**Web page and app entries:**
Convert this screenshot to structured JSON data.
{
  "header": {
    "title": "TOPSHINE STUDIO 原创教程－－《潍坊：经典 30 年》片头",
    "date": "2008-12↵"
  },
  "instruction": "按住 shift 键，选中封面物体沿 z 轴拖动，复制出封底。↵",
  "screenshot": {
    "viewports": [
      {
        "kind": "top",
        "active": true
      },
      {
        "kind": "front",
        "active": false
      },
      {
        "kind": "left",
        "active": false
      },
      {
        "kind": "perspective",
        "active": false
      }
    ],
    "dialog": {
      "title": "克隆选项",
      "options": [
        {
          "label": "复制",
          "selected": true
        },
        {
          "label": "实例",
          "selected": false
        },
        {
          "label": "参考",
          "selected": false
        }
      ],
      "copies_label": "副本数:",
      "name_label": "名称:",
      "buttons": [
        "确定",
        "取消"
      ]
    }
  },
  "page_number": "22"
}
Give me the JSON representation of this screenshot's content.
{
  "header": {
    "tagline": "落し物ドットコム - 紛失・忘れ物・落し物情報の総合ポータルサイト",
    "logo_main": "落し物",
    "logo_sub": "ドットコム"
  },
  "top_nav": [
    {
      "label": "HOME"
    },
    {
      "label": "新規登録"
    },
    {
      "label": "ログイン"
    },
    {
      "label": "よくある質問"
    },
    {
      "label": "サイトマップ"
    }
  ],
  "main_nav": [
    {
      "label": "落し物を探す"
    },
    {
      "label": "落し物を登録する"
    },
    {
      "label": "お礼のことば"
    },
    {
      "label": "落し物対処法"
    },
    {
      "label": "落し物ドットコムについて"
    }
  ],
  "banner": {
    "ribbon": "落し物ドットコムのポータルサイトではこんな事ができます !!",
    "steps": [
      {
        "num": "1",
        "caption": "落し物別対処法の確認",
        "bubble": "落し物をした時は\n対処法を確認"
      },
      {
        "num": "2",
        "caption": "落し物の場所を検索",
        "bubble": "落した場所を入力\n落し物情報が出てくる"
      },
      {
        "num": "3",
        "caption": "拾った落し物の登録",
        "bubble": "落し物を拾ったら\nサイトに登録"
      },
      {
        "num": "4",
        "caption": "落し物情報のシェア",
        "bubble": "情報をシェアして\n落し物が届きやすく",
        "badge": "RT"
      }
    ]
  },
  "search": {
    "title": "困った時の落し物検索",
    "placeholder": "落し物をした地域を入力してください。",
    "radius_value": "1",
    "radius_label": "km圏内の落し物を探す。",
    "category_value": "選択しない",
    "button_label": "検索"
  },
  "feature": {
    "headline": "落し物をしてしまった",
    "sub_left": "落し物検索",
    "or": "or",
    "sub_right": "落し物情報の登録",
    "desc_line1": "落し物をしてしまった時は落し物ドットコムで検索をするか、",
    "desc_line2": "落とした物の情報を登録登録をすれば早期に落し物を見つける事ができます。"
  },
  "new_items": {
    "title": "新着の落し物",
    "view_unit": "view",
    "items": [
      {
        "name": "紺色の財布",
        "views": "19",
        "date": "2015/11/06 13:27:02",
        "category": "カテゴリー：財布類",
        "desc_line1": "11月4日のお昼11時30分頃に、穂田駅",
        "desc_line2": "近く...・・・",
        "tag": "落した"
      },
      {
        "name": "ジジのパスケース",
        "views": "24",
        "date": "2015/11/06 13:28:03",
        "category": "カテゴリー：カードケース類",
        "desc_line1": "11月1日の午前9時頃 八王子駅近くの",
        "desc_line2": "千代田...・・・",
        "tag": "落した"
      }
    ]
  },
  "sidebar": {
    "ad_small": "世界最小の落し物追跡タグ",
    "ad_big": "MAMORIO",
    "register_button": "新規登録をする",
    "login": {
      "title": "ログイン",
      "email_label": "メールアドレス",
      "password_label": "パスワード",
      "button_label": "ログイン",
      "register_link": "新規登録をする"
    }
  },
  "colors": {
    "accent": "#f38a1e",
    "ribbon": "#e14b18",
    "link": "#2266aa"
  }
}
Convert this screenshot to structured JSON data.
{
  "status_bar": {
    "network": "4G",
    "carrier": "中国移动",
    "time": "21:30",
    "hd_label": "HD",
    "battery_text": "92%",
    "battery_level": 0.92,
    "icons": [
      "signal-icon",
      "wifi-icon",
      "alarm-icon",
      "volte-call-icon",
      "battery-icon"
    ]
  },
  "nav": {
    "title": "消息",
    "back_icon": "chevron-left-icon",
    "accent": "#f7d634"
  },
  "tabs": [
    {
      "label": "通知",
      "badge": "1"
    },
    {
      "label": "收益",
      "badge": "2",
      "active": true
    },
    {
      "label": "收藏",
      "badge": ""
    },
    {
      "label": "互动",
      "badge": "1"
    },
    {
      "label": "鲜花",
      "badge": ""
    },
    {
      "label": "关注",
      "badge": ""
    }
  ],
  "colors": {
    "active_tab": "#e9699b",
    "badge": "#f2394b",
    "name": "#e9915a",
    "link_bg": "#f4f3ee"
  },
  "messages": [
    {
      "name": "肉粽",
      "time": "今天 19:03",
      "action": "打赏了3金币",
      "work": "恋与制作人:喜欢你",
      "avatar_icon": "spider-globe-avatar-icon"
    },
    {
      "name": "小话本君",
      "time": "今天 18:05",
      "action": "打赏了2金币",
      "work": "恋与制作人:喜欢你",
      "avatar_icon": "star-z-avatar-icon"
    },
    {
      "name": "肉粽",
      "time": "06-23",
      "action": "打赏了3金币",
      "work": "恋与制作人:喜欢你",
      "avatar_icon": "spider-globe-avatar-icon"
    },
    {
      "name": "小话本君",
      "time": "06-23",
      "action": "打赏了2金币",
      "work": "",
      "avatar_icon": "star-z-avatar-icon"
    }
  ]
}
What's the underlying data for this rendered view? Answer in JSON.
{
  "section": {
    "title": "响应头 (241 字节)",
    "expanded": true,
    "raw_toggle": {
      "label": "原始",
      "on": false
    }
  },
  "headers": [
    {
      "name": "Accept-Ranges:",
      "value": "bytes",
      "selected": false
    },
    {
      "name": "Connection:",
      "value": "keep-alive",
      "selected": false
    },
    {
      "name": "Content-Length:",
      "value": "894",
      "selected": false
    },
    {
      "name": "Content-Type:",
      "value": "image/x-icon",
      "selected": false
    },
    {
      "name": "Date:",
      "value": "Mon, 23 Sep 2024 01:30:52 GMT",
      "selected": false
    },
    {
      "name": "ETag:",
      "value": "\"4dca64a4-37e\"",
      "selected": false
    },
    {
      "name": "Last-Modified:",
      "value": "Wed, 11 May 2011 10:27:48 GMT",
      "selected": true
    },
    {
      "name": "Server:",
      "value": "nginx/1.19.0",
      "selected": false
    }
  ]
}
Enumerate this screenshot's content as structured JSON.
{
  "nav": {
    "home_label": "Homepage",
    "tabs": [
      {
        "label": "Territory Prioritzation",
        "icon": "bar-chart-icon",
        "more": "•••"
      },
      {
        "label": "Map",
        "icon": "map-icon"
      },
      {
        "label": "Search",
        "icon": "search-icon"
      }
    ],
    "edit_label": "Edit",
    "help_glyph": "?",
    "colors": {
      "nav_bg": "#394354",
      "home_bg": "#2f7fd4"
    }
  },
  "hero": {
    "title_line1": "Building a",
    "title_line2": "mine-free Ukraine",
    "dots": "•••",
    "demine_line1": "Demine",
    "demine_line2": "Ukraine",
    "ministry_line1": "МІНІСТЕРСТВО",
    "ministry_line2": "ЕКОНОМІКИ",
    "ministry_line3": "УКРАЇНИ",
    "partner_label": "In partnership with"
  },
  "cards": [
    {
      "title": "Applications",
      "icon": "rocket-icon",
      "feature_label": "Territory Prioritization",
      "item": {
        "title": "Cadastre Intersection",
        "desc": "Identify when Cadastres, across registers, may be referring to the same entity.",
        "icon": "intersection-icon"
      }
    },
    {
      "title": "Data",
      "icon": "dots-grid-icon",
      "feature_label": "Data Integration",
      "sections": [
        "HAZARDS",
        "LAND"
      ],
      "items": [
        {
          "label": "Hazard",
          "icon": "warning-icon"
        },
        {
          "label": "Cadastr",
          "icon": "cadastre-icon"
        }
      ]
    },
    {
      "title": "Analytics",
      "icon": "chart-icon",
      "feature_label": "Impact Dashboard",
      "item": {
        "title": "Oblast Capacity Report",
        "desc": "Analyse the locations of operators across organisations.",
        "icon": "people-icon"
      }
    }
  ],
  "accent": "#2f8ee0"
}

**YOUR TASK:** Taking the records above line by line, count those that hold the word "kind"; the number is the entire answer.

**WRITTEN REPLY:** 4